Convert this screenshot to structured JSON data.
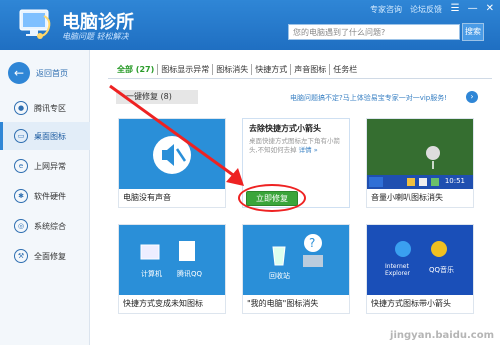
{
  "header": {
    "title": "电脑诊所",
    "subtitle": "电脑问题 轻松解决",
    "links": [
      "专家咨询",
      "论坛反馈"
    ],
    "search_placeholder": "您的电脑遇到了什么问题?",
    "search_button": "搜索"
  },
  "sidebar": {
    "back_label": "返回首页",
    "items": [
      {
        "label": "腾讯专区",
        "icon": "penguin-icon"
      },
      {
        "label": "桌面图标",
        "icon": "desktop-icon"
      },
      {
        "label": "上网异常",
        "icon": "ie-icon"
      },
      {
        "label": "软件硬件",
        "icon": "gear-icon"
      },
      {
        "label": "系统综合",
        "icon": "system-icon"
      },
      {
        "label": "全面修复",
        "icon": "wrench-icon"
      }
    ]
  },
  "tabs": [
    "全部 (27)",
    "图标显示异常",
    "图标消失",
    "快捷方式",
    "声音图标",
    "任务栏"
  ],
  "sub_bar": "一键修复 (8)",
  "promo": "电脑问题搞不定?马上体验易宝专家一对一vip服务!",
  "cards": [
    {
      "caption": "电脑没有声音"
    },
    {
      "title": "去除快捷方式小箭头",
      "desc": "桌面快捷方式图标左下角有小箭头,不知如何去掉",
      "more": "详情 »",
      "fix_button": "立即修复"
    },
    {
      "caption": "音量小喇叭图标消失"
    },
    {
      "caption": "快捷方式变成未知图标"
    },
    {
      "caption": "\"我的电脑\"图标消失"
    },
    {
      "caption": "快捷方式图标带小箭头"
    }
  ],
  "thumb_labels": {
    "card4": [
      "计算机",
      "腾讯QQ"
    ],
    "card5": [
      "回收站"
    ],
    "card6": [
      "Internet Explorer",
      "QQ音乐"
    ],
    "clock": "10:51"
  },
  "watermark": "jingyan.baidu.com",
  "colors": {
    "accent": "#2f86d6",
    "success": "#3aa53a",
    "annotation": "#e22222"
  }
}
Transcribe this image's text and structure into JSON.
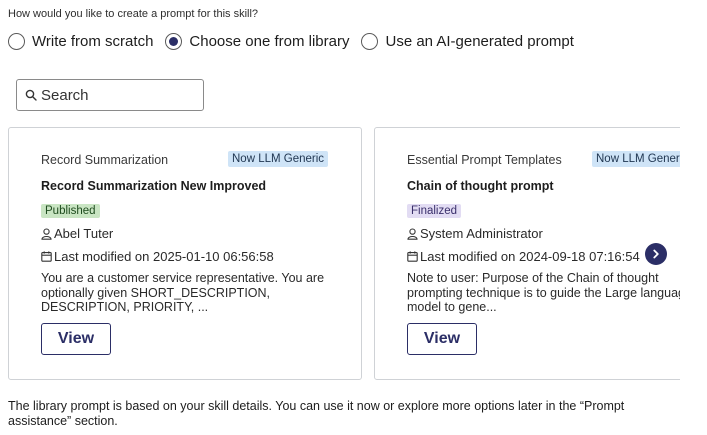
{
  "question": "How would you like to create a prompt for this skill?",
  "radio_options": [
    {
      "label": "Write from scratch",
      "selected": false
    },
    {
      "label": "Choose one from library",
      "selected": true
    },
    {
      "label": "Use an AI-generated prompt",
      "selected": false
    }
  ],
  "search": {
    "placeholder": "Search",
    "value": ""
  },
  "cards": [
    {
      "category": "Record Summarization",
      "badge": "Now LLM Generic",
      "title": "Record Summarization New Improved",
      "status": "Published",
      "author": "Abel Tuter",
      "modified": "Last modified on 2025-01-10 06:56:58",
      "description": "You are a customer service representative. You are optionally given SHORT_DESCRIPTION, DESCRIPTION, PRIORITY, ...",
      "view_label": "View"
    },
    {
      "category": "Essential Prompt Templates",
      "badge": "Now LLM Generic",
      "title": "Chain of thought prompt",
      "status": "Finalized",
      "author": "System Administrator",
      "modified": "Last modified on 2024-09-18 07:16:54",
      "description": "Note to user: Purpose of the Chain of thought prompting technique is to guide the Large language model to gene...",
      "view_label": "View"
    }
  ],
  "footer": "The library prompt is based on your skill details. You can use it now or explore more options later in the “Prompt assistance” section.",
  "colors": {
    "accent": "#2b2e66",
    "badge_bg": "#cfe4f7",
    "published_bg": "#c9e5c3",
    "finalized_bg": "#e2dcf3",
    "card_border": "#cfd2d6"
  },
  "icons": {
    "search": "search-icon",
    "user": "user-icon",
    "calendar": "calendar-icon",
    "next": "chevron-right-icon"
  }
}
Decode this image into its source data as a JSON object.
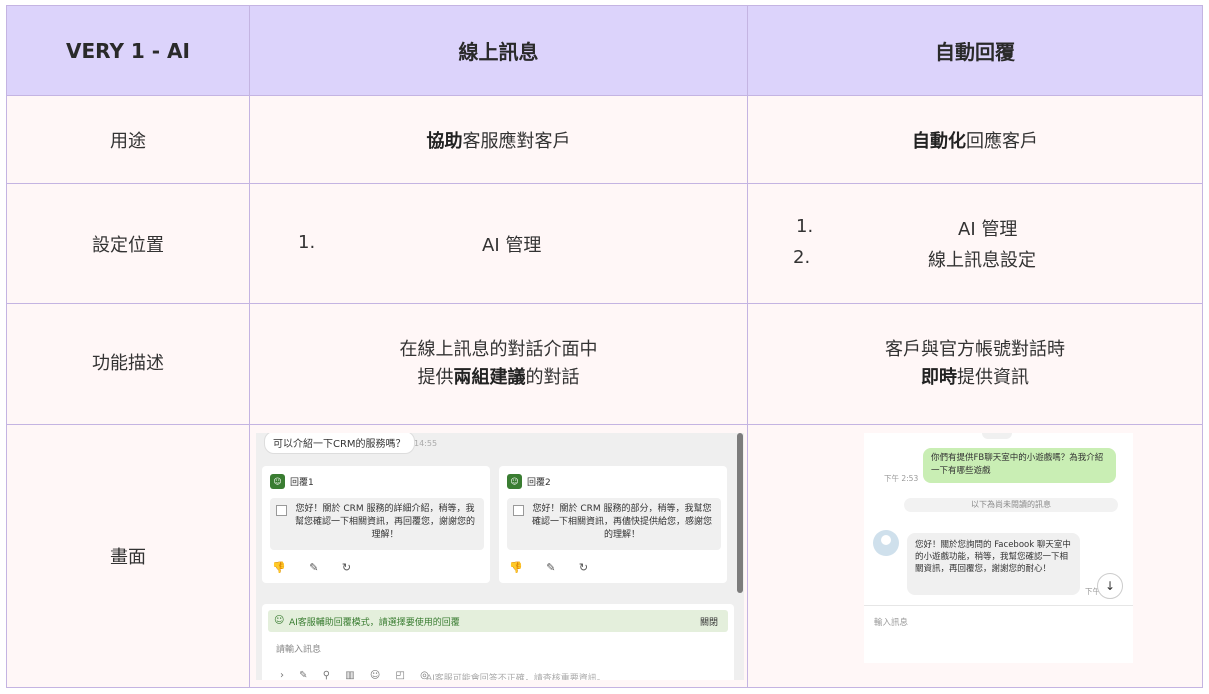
{
  "header": {
    "c0": "VERY 1 - AI",
    "c1": "線上訊息",
    "c2": "自動回覆"
  },
  "rows": {
    "usage": {
      "label": "用途",
      "c1_bold": "協助",
      "c1_rest": "客服應對客戶",
      "c2_bold": "自動化",
      "c2_rest": "回應客戶"
    },
    "setting": {
      "label": "設定位置",
      "c1_num": "1.",
      "c1_item": "AI 管理",
      "c2_num1": "1.",
      "c2_item1": "AI 管理",
      "c2_num2": "2.",
      "c2_item2": "線上訊息設定"
    },
    "desc": {
      "label": "功能描述",
      "c1_line1": "在線上訊息的對話介面中",
      "c1_pre": "提供",
      "c1_bold": "兩組建議",
      "c1_post": "的對話",
      "c2_line1": "客戶與官方帳號對話時",
      "c2_bold": "即時",
      "c2_rest": "提供資訊"
    },
    "screen": {
      "label": "畫面"
    }
  },
  "shot1": {
    "customer_question": "可以介紹一下CRM的服務嗎？",
    "time": "14:55",
    "reply1_title": "回覆1",
    "reply1_text": "您好！關於 CRM 服務的詳細介紹，稍等，我幫您確認一下相關資訊，再回覆您，謝謝您的理解！",
    "reply2_title": "回覆2",
    "reply2_text": "您好！關於 CRM 服務的部分，稍等，我幫您確認一下相關資訊，再儘快提供給您，感謝您的理解！",
    "actions": "👎 ✎ ↻",
    "mode_text": "AI客服輔助回覆模式，請選擇要使用的回覆",
    "close": "關閉",
    "input_placeholder": "請輸入訊息",
    "tools": "› ✎ ⚲ ▥ ☺ ◰ ◎",
    "disclaimer": "AI客服可能會回答不正確，請查核重要資訊。"
  },
  "shot2": {
    "customer_msg": "你們有提供FB聊天室中的小遊戲嗎？為我介紹一下有哪些遊戲",
    "time1": "下午 2:53",
    "unread": "以下為尚未閱讀的訊息",
    "bot_msg": "您好！關於您詢問的 Facebook 聊天室中的小遊戲功能，稍等，我幫您確認一下相關資訊，再回覆您，謝謝您的耐心！",
    "time2": "下午",
    "down_arrow": "↓",
    "input_placeholder": "輸入訊息"
  }
}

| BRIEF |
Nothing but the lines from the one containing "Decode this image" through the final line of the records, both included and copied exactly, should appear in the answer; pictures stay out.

| OUTPUT OF THE EXERCISE |
Decode this image into its source data as a JSON object.
{
  "header": {
    "c0": "VERY 1 - AI",
    "c1": "線上訊息",
    "c2": "自動回覆"
  },
  "rows": {
    "usage": {
      "label": "用途",
      "c1_bold": "協助",
      "c1_rest": "客服應對客戶",
      "c2_bold": "自動化",
      "c2_rest": "回應客戶"
    },
    "setting": {
      "label": "設定位置",
      "c1_num": "1.",
      "c1_item": "AI 管理",
      "c2_num1": "1.",
      "c2_item1": "AI 管理",
      "c2_num2": "2.",
      "c2_item2": "線上訊息設定"
    },
    "desc": {
      "label": "功能描述",
      "c1_line1": "在線上訊息的對話介面中",
      "c1_pre": "提供",
      "c1_bold": "兩組建議",
      "c1_post": "的對話",
      "c2_line1": "客戶與官方帳號對話時",
      "c2_bold": "即時",
      "c2_rest": "提供資訊"
    },
    "screen": {
      "label": "畫面"
    }
  },
  "shot1": {
    "customer_question": "可以介紹一下CRM的服務嗎？",
    "time": "14:55",
    "reply1_title": "回覆1",
    "reply1_text": "您好！關於 CRM 服務的詳細介紹，稍等，我幫您確認一下相關資訊，再回覆您，謝謝您的理解！",
    "reply2_title": "回覆2",
    "reply2_text": "您好！關於 CRM 服務的部分，稍等，我幫您確認一下相關資訊，再儘快提供給您，感謝您的理解！",
    "actions": "👎 ✎ ↻",
    "mode_text": "AI客服輔助回覆模式，請選擇要使用的回覆",
    "close": "關閉",
    "input_placeholder": "請輸入訊息",
    "tools": "› ✎ ⚲ ▥ ☺ ◰ ◎",
    "disclaimer": "AI客服可能會回答不正確，請查核重要資訊。"
  },
  "shot2": {
    "customer_msg": "你們有提供FB聊天室中的小遊戲嗎？為我介紹一下有哪些遊戲",
    "time1": "下午 2:53",
    "unread": "以下為尚未閱讀的訊息",
    "bot_msg": "您好！關於您詢問的 Facebook 聊天室中的小遊戲功能，稍等，我幫您確認一下相關資訊，再回覆您，謝謝您的耐心！",
    "time2": "下午",
    "down_arrow": "↓",
    "input_placeholder": "輸入訊息"
  }
}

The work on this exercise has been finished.